(Component data from apps and pages)
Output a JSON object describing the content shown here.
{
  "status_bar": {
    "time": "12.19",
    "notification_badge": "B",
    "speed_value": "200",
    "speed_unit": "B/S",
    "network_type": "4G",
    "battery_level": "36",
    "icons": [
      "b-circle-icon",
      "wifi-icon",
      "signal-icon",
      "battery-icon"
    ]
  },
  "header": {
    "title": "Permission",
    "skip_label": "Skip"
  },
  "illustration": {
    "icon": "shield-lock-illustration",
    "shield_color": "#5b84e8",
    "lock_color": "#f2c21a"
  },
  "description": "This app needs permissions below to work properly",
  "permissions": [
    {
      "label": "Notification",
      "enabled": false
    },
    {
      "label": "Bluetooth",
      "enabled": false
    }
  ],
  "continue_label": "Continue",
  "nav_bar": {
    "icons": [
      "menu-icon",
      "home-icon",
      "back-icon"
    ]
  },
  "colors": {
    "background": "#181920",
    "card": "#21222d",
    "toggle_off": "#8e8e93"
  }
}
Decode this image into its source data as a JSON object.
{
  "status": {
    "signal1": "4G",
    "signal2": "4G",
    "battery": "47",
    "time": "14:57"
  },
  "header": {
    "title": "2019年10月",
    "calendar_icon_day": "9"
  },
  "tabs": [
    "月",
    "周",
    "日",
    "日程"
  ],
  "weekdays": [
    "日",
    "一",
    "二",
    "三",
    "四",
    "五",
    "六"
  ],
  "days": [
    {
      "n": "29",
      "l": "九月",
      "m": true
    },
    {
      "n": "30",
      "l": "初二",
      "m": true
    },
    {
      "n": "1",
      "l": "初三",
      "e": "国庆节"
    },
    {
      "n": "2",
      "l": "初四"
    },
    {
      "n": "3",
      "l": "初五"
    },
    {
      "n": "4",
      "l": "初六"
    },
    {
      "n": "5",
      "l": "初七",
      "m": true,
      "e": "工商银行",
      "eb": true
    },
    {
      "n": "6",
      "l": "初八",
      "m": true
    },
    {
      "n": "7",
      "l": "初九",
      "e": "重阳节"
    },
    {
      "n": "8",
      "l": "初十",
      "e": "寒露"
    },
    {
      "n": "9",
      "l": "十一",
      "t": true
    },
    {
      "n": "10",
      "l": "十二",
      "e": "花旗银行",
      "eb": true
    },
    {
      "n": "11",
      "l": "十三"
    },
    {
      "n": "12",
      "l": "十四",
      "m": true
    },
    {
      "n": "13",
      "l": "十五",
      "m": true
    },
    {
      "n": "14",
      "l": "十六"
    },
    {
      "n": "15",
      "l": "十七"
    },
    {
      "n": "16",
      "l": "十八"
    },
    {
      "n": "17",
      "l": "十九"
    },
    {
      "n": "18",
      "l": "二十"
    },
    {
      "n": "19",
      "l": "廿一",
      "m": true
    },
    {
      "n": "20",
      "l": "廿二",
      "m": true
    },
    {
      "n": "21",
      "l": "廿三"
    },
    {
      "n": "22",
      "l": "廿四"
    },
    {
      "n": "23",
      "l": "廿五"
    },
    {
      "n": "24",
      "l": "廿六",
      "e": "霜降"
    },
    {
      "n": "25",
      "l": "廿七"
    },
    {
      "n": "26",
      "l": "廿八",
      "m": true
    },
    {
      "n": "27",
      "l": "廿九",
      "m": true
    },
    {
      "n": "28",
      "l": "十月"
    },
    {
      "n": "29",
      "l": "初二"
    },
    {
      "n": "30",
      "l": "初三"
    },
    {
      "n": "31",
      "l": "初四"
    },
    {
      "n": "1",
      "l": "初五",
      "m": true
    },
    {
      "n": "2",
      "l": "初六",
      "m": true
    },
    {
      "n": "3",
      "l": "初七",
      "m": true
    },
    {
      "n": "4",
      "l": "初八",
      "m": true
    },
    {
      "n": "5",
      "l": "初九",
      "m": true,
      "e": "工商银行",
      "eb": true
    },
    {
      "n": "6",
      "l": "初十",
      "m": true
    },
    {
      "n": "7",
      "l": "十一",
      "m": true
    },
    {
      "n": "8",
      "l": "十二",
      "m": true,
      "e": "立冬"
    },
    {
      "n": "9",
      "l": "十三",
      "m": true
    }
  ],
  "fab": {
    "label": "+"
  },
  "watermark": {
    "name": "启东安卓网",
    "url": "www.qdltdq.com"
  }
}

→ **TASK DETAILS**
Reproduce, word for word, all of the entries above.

→ **OUTPUT OF THE TASK**
Output a JSON object describing the content shown here.
{
  "status_bar": {
    "time": "12.19",
    "notification_badge": "B",
    "speed_value": "200",
    "speed_unit": "B/S",
    "network_type": "4G",
    "battery_level": "36",
    "icons": [
      "b-circle-icon",
      "wifi-icon",
      "signal-icon",
      "battery-icon"
    ]
  },
  "header": {
    "title": "Permission",
    "skip_label": "Skip"
  },
  "illustration": {
    "icon": "shield-lock-illustration",
    "shield_color": "#5b84e8",
    "lock_color": "#f2c21a"
  },
  "description": "This app needs permissions below to work properly",
  "permissions": [
    {
      "label": "Notification",
      "enabled": false
    },
    {
      "label": "Bluetooth",
      "enabled": false
    }
  ],
  "continue_label": "Continue",
  "nav_bar": {
    "icons": [
      "menu-icon",
      "home-icon",
      "back-icon"
    ]
  },
  "colors": {
    "background": "#181920",
    "card": "#21222d",
    "toggle_off": "#8e8e93"
  }
}
Decode this image into its source data as a JSON object.
{
  "status": {
    "signal1": "4G",
    "signal2": "4G",
    "battery": "47",
    "time": "14:57"
  },
  "header": {
    "title": "2019年10月",
    "calendar_icon_day": "9"
  },
  "tabs": [
    "月",
    "周",
    "日",
    "日程"
  ],
  "weekdays": [
    "日",
    "一",
    "二",
    "三",
    "四",
    "五",
    "六"
  ],
  "days": [
    {
      "n": "29",
      "l": "九月",
      "m": true
    },
    {
      "n": "30",
      "l": "初二",
      "m": true
    },
    {
      "n": "1",
      "l": "初三",
      "e": "国庆节"
    },
    {
      "n": "2",
      "l": "初四"
    },
    {
      "n": "3",
      "l": "初五"
    },
    {
      "n": "4",
      "l": "初六"
    },
    {
      "n": "5",
      "l": "初七",
      "m": true,
      "e": "工商银行",
      "eb": true
    },
    {
      "n": "6",
      "l": "初八",
      "m": true
    },
    {
      "n": "7",
      "l": "初九",
      "e": "重阳节"
    },
    {
      "n": "8",
      "l": "初十",
      "e": "寒露"
    },
    {
      "n": "9",
      "l": "十一",
      "t": true
    },
    {
      "n": "10",
      "l": "十二",
      "e": "花旗银行",
      "eb": true
    },
    {
      "n": "11",
      "l": "十三"
    },
    {
      "n": "12",
      "l": "十四",
      "m": true
    },
    {
      "n": "13",
      "l": "十五",
      "m": true
    },
    {
      "n": "14",
      "l": "十六"
    },
    {
      "n": "15",
      "l": "十七"
    },
    {
      "n": "16",
      "l": "十八"
    },
    {
      "n": "17",
      "l": "十九"
    },
    {
      "n": "18",
      "l": "二十"
    },
    {
      "n": "19",
      "l": "廿一",
      "m": true
    },
    {
      "n": "20",
      "l": "廿二",
      "m": true
    },
    {
      "n": "21",
      "l": "廿三"
    },
    {
      "n": "22",
      "l": "廿四"
    },
    {
      "n": "23",
      "l": "廿五"
    },
    {
      "n": "24",
      "l": "廿六",
      "e": "霜降"
    },
    {
      "n": "25",
      "l": "廿七"
    },
    {
      "n": "26",
      "l": "廿八",
      "m": true
    },
    {
      "n": "27",
      "l": "廿九",
      "m": true
    },
    {
      "n": "28",
      "l": "十月"
    },
    {
      "n": "29",
      "l": "初二"
    },
    {
      "n": "30",
      "l": "初三"
    },
    {
      "n": "31",
      "l": "初四"
    },
    {
      "n": "1",
      "l": "初五",
      "m": true
    },
    {
      "n": "2",
      "l": "初六",
      "m": true
    },
    {
      "n": "3",
      "l": "初七",
      "m": true
    },
    {
      "n": "4",
      "l": "初八",
      "m": true
    },
    {
      "n": "5",
      "l": "初九",
      "m": true,
      "e": "工商银行",
      "eb": true
    },
    {
      "n": "6",
      "l": "初十",
      "m": true
    },
    {
      "n": "7",
      "l": "十一",
      "m": true
    },
    {
      "n": "8",
      "l": "十二",
      "m": true,
      "e": "立冬"
    },
    {
      "n": "9",
      "l": "十三",
      "m": true
    }
  ],
  "fab": {
    "label": "+"
  },
  "watermark": {
    "name": "启东安卓网",
    "url": "www.qdltdq.com"
  }
}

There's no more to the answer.